Ever since I can remember, I thought, North Dakota is not for me. I want to be in the big city. Chicago. Yeah, Chicago sounds big.

When I wanted to go to college out-of-state, that wasn’t really going to happen. Too expensive. And being from North Dakota, I stayed in the favor of saving some bucks.

I desperately wanted to live on the California coast, still kinda do. But no, the economy isn’t too great out there, blah blah blah. I stay.

Well, here I am, 27, still living here in North Dakota. I have lots of friends and family in the city I grew up in, Bismarck. But, currently, I live in Grand Forks. I’m getting some experience as an English teacher and I just started an LMIS Master’s program.

I still say I want to go. And maybe I will. I joke that our bumper stickers should read, “North Dakota: Why the hell do we live here?” If you have ever spent more than two weeks in negative sixty with windchill, you’ll understand.
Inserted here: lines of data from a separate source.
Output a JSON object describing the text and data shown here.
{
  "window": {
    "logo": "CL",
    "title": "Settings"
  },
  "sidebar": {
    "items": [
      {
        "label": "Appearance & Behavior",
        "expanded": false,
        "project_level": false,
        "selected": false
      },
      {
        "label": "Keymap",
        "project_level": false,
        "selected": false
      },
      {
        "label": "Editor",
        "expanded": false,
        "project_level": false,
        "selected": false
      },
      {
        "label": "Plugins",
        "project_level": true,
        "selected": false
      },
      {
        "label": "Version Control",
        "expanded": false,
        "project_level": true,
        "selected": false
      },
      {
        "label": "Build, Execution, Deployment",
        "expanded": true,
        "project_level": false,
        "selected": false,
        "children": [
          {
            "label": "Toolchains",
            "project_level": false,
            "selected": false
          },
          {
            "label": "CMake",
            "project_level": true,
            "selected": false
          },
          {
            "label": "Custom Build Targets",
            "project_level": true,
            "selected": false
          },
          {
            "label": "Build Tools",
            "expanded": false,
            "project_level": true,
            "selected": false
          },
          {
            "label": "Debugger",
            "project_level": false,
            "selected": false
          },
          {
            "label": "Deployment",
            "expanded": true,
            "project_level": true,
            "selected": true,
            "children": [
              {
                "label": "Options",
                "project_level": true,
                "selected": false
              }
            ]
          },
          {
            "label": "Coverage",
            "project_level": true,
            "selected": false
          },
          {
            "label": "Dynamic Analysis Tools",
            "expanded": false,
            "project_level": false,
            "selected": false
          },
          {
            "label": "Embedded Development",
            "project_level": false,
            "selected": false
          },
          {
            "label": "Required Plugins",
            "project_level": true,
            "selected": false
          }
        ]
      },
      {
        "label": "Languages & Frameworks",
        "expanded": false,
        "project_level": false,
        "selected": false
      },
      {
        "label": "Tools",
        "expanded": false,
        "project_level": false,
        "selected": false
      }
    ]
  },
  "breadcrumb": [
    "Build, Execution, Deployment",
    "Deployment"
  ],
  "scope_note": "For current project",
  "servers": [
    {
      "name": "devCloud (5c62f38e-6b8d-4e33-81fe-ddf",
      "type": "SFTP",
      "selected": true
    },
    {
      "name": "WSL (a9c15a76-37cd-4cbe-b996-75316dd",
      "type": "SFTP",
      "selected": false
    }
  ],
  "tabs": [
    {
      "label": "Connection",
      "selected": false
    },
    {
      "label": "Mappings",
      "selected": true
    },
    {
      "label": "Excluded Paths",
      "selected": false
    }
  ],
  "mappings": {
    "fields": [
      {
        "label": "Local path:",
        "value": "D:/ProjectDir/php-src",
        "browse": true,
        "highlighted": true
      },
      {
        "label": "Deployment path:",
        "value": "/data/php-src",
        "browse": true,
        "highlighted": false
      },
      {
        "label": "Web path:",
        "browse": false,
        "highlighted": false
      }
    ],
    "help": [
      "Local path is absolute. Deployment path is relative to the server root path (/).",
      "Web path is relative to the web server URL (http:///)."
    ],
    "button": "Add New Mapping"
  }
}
People who aren’t from the plains don’t get the beauty. “There aren’t any trees,” they’ll say. “It’s so flat!” (Yes, the eastern part of the state is incredibly flat. The poor children sled down the man-made dyke.) But, as you venture westward, you’ll see rolling hills. And the lone tree, so symbolic in itself, is a hauntingly beautiful sight.

The haunting beauty. You can almost feel our ancestors in the presence of a great wind. I get lost imagining just how the homesteaders made it through their first winters and summers, equally oppressive, here on the plains. I imagine the native people and how they withstood the blizzards and thunderstorms for so many years.

The grasses come in the colors of the rainbow, subtly. Waving like a million hands that collectively make up the sea of amber with dashes of burgundy. Little splashes of deep green. In the distance, a hazy blue. Little yellow flowers and champagne colored straw. You may have to look for it, but it is there.

And then there’s the sky.

The sky here is expansive. It’s pervasive and the infinity of it is contagious. I think we make daydreamers here in North Dakota. We make introspective sunset-watchers. The beauty of this place isn’t in-your-face like a jungle waterfall. It is a creeper. It lulls you into a state of imagination. Turn your face up to the sky here and see the massive clouds and the palette of the day: maybe a renaissance peach and smoky blue.